It's the Second Annual New York Dance Parade celebrating diversity of dance forms. I took photos of a few of the participants as they danced their way through St. Mark's Place.
On May 17th, thousands of us will dance in the streets of New York City, moving to every kind of dance music under the sun. Why?
To celebrate diversity as "One Parade with Many Cultures" 31 genres are represented:
African, Algerian, Ballet/Ethnic, Ballroom, Ballroom, Swing, Latin & Tango, Belly Dance, Break Dance, Cumbia, Disco, Ecstatic, Folkloric, Greek, Hip-Hop, Hooper, House, Hustle and Salsa, Jazz, Mambo, Modern, Roller Dance, Roller Disco, Sacred, Salsa, Samba, Swing, Tap Dance, Techno, Tinku, Tribal, West Coast Swing, Zydeco, just to start!
To honor Dance’s historical roots:
New York has never celebrated the forms of dance that it has birthed until now: Voguing, Jazz, the Jitterbug, Punk, Gothic--even Salsa was birthed in the Cuban Communities in this great city. And it is now time for Dance. New York has enjoyed the last three years of a September Art Parade and since May 2007, we are finally honoring Dance in a similar fashion.
To unite in respecting Dance’s diversity:
Dance is vital in healthy societies, helping people to communicate and affirm individual and collective identity. Dance Parade is a multi-cultural, multi-generational expression of the joy and value of these various forms of expression. It will foster cross-pollination of dance forms as it introduces audiences to novel styles and beats: teenagers to tango, clubbers to square-dancing, and seniors to hip-hop.
To support grass-roots organizations:
As an umbrella organization, Dance Parade empowers and supports dance communities that do not have access to public funding yet have a communicative art form they wish to practice and promote. We help them build websites, get access to materials, fundraise, and reach broader audiences.
To legitimize Dance as a communicative, social form of expression:
In the 19th century, ballroom dancing was deemed devil’s work. In the 1920’s, New York City enacted the Cabaret Law to stem interracial dancing from Harlem Jazz Clubs. The 1930’s had Nazi Germany quashing Swing Dancing because it was considered anarchistic. And in 2006, a New York State Supreme Court ruled that, unlike music, theater and painting, dance is not a constitutionally protected form of expression. In contrast, Dance Parade will highlight the diversity found in its many forms and showcase dance’s immense cultural and communicative importance.
To invoke joy and brotherhood:

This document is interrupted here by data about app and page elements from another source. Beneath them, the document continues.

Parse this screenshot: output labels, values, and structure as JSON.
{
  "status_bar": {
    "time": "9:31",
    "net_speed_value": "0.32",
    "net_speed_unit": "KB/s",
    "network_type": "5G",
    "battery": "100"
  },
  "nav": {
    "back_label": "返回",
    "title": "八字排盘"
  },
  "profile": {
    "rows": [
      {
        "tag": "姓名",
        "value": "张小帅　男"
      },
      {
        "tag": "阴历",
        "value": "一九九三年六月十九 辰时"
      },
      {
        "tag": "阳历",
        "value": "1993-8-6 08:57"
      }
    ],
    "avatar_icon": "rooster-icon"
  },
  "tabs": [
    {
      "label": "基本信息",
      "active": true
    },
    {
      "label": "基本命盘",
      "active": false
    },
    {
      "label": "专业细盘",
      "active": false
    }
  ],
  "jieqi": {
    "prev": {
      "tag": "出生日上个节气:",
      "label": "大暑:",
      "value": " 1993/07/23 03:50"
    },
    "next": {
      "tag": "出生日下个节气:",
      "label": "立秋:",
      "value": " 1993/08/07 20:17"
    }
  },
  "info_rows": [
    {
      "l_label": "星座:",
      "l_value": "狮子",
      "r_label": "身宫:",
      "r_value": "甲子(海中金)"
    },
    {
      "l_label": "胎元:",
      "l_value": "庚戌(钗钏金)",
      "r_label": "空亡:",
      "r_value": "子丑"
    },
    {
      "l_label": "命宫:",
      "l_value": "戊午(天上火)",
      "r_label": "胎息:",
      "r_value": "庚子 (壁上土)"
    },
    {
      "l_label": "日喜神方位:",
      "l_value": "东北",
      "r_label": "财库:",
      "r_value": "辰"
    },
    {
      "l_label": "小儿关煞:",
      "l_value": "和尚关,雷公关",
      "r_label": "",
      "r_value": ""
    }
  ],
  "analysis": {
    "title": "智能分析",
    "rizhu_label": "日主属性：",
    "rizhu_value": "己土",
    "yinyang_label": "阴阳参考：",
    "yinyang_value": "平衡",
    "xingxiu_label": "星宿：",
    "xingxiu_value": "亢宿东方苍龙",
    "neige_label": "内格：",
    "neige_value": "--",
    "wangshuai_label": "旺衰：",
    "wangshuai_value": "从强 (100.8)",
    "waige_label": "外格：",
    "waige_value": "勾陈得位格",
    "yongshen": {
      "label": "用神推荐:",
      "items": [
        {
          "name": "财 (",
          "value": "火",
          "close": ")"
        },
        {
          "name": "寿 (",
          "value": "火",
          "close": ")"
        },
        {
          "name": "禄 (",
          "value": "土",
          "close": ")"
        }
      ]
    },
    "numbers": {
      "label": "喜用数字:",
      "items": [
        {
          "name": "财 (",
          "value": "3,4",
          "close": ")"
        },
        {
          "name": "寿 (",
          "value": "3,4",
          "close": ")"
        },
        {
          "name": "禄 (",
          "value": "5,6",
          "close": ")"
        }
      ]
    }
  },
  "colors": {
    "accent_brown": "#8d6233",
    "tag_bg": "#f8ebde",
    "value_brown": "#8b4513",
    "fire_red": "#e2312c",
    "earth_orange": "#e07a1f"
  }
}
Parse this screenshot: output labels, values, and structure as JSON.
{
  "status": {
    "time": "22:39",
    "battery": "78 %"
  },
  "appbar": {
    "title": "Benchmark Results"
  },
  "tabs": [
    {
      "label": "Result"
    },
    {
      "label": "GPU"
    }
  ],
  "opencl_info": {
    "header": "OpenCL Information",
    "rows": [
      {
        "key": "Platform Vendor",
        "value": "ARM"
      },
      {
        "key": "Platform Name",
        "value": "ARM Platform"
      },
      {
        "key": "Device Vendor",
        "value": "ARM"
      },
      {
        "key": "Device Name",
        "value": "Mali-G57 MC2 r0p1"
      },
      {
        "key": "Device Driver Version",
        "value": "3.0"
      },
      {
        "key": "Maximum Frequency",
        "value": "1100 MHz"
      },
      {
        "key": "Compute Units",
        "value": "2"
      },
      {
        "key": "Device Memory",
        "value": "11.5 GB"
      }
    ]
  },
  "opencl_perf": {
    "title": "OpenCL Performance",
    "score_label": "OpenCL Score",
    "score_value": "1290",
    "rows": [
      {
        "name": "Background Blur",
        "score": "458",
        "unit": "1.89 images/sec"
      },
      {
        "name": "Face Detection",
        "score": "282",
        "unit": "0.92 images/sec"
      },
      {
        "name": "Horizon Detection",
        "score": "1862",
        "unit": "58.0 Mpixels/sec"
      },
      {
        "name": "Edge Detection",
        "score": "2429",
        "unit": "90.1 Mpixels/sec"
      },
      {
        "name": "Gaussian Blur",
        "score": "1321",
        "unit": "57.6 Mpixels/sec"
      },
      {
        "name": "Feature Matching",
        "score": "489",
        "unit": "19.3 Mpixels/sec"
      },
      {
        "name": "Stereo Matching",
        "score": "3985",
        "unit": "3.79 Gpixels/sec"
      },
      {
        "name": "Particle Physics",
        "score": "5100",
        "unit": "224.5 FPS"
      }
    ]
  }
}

New York’s annual dance parade will reinstate New York City as the dance performance and nightlife capital of the world. We quote Dr. Motte, the founder of Berlin’s Love parade: “Dance is spreading rapidly and is unstoppable around the world. It is about LOVE and it is about FREEDOM. This represents a much wider personal, social and spiritual transformation-revolution which will utterly change our world over the coming decades.